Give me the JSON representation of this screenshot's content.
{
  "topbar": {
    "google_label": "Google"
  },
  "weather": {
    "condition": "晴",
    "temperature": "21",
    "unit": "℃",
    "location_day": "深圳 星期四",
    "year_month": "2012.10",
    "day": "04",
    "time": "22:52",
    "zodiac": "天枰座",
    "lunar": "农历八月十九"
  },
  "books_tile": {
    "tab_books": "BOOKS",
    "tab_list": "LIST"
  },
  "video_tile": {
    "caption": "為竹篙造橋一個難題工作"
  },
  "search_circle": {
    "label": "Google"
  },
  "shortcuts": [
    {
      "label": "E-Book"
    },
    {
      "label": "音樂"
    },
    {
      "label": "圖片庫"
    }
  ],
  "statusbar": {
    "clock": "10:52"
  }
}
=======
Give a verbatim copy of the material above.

*Written reply*:
Give me the JSON representation of this screenshot's content.
{
  "topbar": {
    "google_label": "Google"
  },
  "weather": {
    "condition": "晴",
    "temperature": "21",
    "unit": "℃",
    "location_day": "深圳 星期四",
    "year_month": "2012.10",
    "day": "04",
    "time": "22:52",
    "zodiac": "天枰座",
    "lunar": "农历八月十九"
  },
  "books_tile": {
    "tab_books": "BOOKS",
    "tab_list": "LIST"
  },
  "video_tile": {
    "caption": "為竹篙造橋一個難題工作"
  },
  "search_circle": {
    "label": "Google"
  },
  "shortcuts": [
    {
      "label": "E-Book"
    },
    {
      "label": "音樂"
    },
    {
      "label": "圖片庫"
    }
  ],
  "statusbar": {
    "clock": "10:52"
  }
}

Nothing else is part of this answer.